I guess that's it. For full disclosure, I should probably also add that I am completely EXHAUSTED. I did take a 2-day "break" in there too, but that was to draw a 24-hour comic (and then the day afterwards, when I only drew 2-hours NOT on The Schedule and caught up on my sleep). This stuff is great for meeting a deadline, or finishing a project, but it's no way to live your life! I don't have a significant other (as if you couldn't tell) and I have very few friends that I hang out with consistently, so it was pretty easy for me to stay THIS focused. I got lonely sometimes (especially late at night) but as always, I gain a lot of strength just from knowing that all of you and so many other Comics artists I respect are in their homes, sitting at their drawing boards, making time to draw Comics as well!

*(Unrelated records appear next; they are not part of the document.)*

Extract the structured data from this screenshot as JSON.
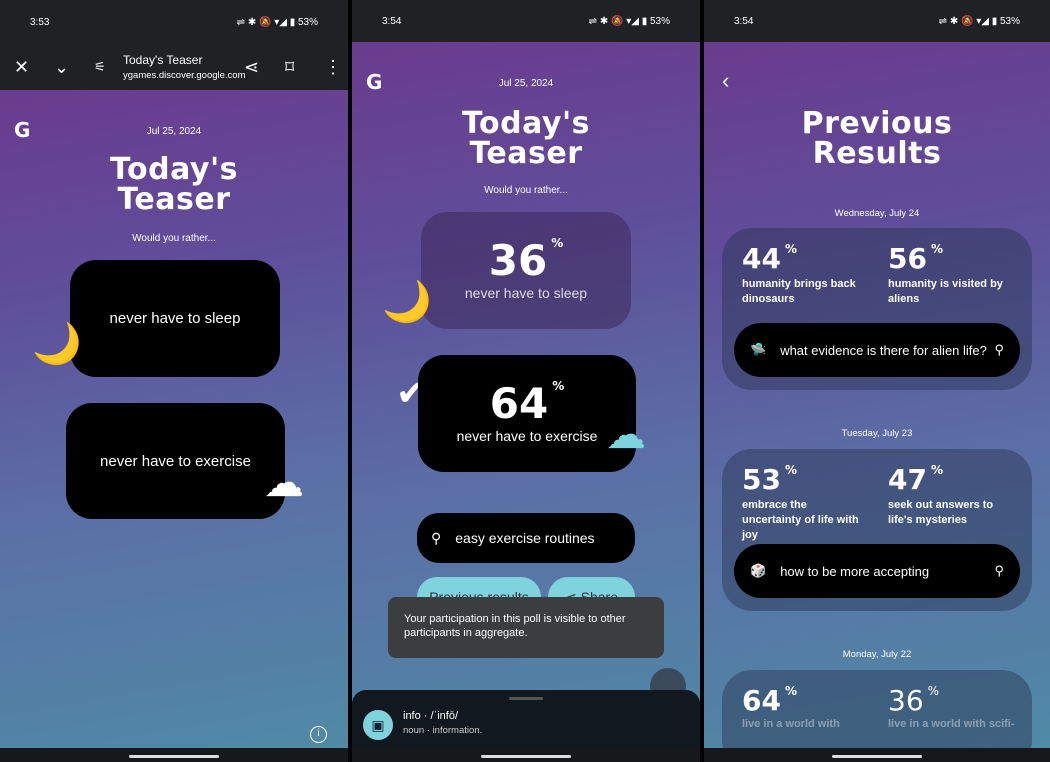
{
  "panel1": {
    "status": {
      "time": "3:53",
      "battery": "53%"
    },
    "toolbar": {
      "title": "Today's Teaser",
      "url": "ygames.discover.google.com",
      "icons": [
        "close-icon",
        "chevron-down-icon",
        "tune-icon",
        "share-icon",
        "bookmark-icon",
        "more-vert-icon"
      ]
    },
    "date": "Jul 25, 2024",
    "title_line1": "Today's",
    "title_line2": "Teaser",
    "prompt": "Would you rather...",
    "option1": "never have to sleep",
    "option2": "never have to exercise"
  },
  "panel2": {
    "status": {
      "time": "3:54",
      "battery": "53%"
    },
    "date": "Jul 25, 2024",
    "title_line1": "Today's",
    "title_line2": "Teaser",
    "prompt": "Would you rather...",
    "result1": {
      "pct": "36",
      "label": "never have to sleep",
      "value": 36
    },
    "result2": {
      "pct": "64",
      "label": "never have to exercise",
      "value": 64,
      "selected": true
    },
    "search": "easy exercise routines",
    "previous_results": "Previous results",
    "share": "Share",
    "toast": "Your participation in this poll is visible to other participants in aggregate.",
    "sheet": {
      "word": "info · /ˈinfō/",
      "definition": "noun · information."
    }
  },
  "panel3": {
    "status": {
      "time": "3:54",
      "battery": "53%"
    },
    "title_line1": "Previous",
    "title_line2": "Results",
    "days": [
      {
        "date": "Wednesday, July 24",
        "a": {
          "pct": "44",
          "label": "humanity brings back dinosaurs"
        },
        "b": {
          "pct": "56",
          "label": "humanity is visited by aliens"
        },
        "search": "what evidence is there for alien life?"
      },
      {
        "date": "Tuesday, July 23",
        "a": {
          "pct": "53",
          "label": "embrace the uncertainty of life with joy"
        },
        "b": {
          "pct": "47",
          "label": "seek out answers to life's mysteries"
        },
        "search": "how to be more accepting"
      },
      {
        "date": "Monday, July 22",
        "a": {
          "pct": "64",
          "label": "live in a world with"
        },
        "b": {
          "pct": "36",
          "label": "live in a world with scifi-"
        }
      }
    ]
  },
  "colors": {
    "accent": "#7fd3dc",
    "card": "#000000"
  }
}
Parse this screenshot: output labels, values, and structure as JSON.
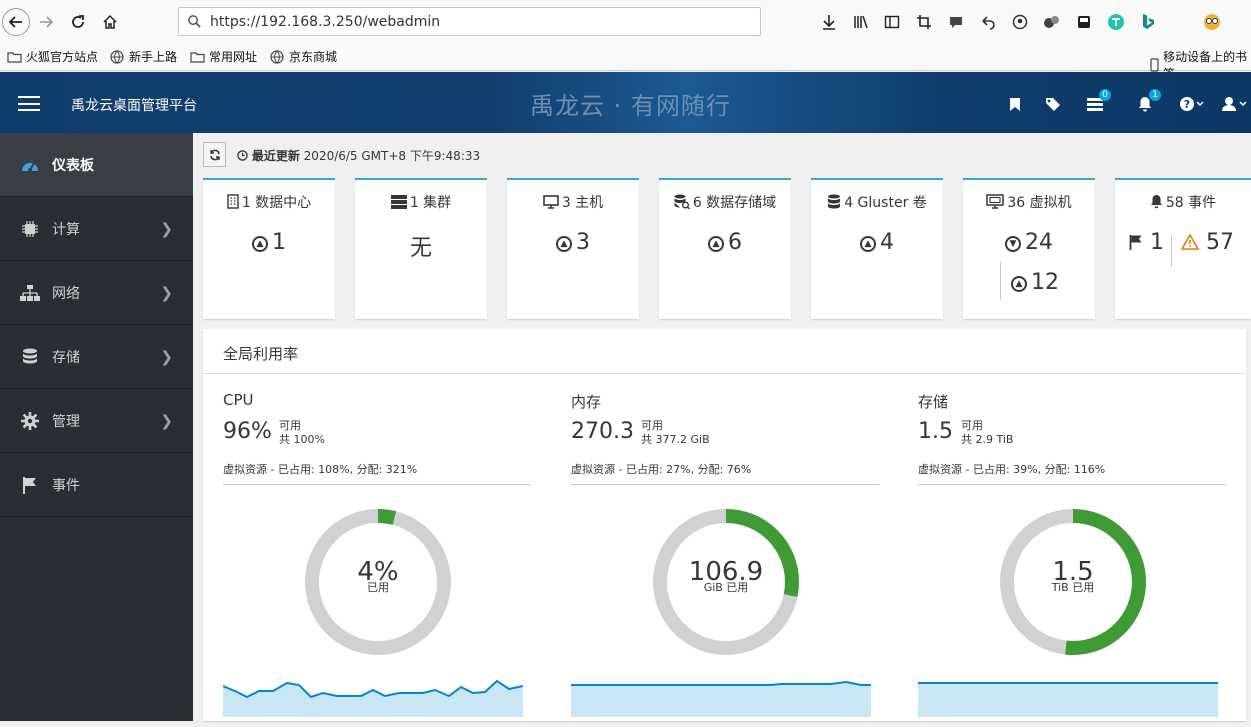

So I hope SOME of that was helpful. OH--and I've had a few people comment to me, and I know Robyn got at least one--so just to set the record straight: I DID NOT START THIS BLOG! THIS BLOG WAS STARTED BY, AND IS THE BRAINCHILD OF ROBYN CHAPMAN. And we're so lucky she did. Thanks Robyn!!!

Thursday, January 12, 2006

Part Time Stories

So, my week off from work to do freelance/comic work was a huge success. I redesigned my own site, launched my T-Shirt line, and the bit I'm most proud of...

I started Part Time Stories, my year long online comic site. It starts with Thirsty, written by Marc Bryant, and will continue through out the year with stories from a bunch of writers.

I have 3 more stories besides this one ready to go (older stories I have had ready for the web since I thought up this project) and 4 more scripts as of today. I have two more stories I want to put together in my head, so that works out to be 9 stories in various stages as of launch time.

It'll be a heck of an experiment to pull this off, but to tie this in with the purpose to the purpose of the blog, it is a large effort of productivity and page creation, with deadlines and whole nine yards

Part Time Stories, one year of short stories. Here we go!